Activity
Apart from the pictures, which must be omitted, restate the data exactly.

Source material
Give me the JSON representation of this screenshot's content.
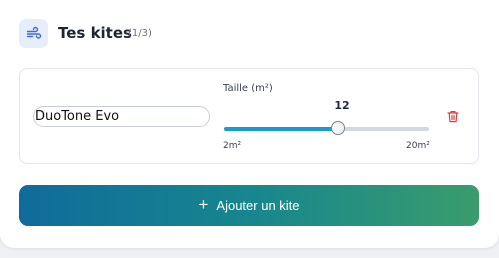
{
  "header": {
    "icon": "wind-icon",
    "title": "Tes kites",
    "count": "(1/3)"
  },
  "kites": [
    {
      "name": "DuoTone Evo",
      "size_label": "Taille (m²)",
      "size_value": "12",
      "size": 12,
      "min": 2,
      "max": 20,
      "min_label": "2m²",
      "max_label": "20m²",
      "delete_icon": "trash-icon"
    }
  ],
  "add_button": {
    "icon": "plus-icon",
    "label": "Ajouter un kite"
  },
  "colors": {
    "accent": "#1a9bd0",
    "danger": "#e23d3d",
    "gradient_start": "#106b9b",
    "gradient_end": "#3a9c6c"
  }
}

Answer box
Give me the JSON representation of this screenshot's content.
{
  "header": {
    "icon": "wind-icon",
    "title": "Tes kites",
    "count": "(1/3)"
  },
  "kites": [
    {
      "name": "DuoTone Evo",
      "size_label": "Taille (m²)",
      "size_value": "12",
      "size": 12,
      "min": 2,
      "max": 20,
      "min_label": "2m²",
      "max_label": "20m²",
      "delete_icon": "trash-icon"
    }
  ],
  "add_button": {
    "icon": "plus-icon",
    "label": "Ajouter un kite"
  },
  "colors": {
    "accent": "#1a9bd0",
    "danger": "#e23d3d",
    "gradient_start": "#106b9b",
    "gradient_end": "#3a9c6c"
  }
}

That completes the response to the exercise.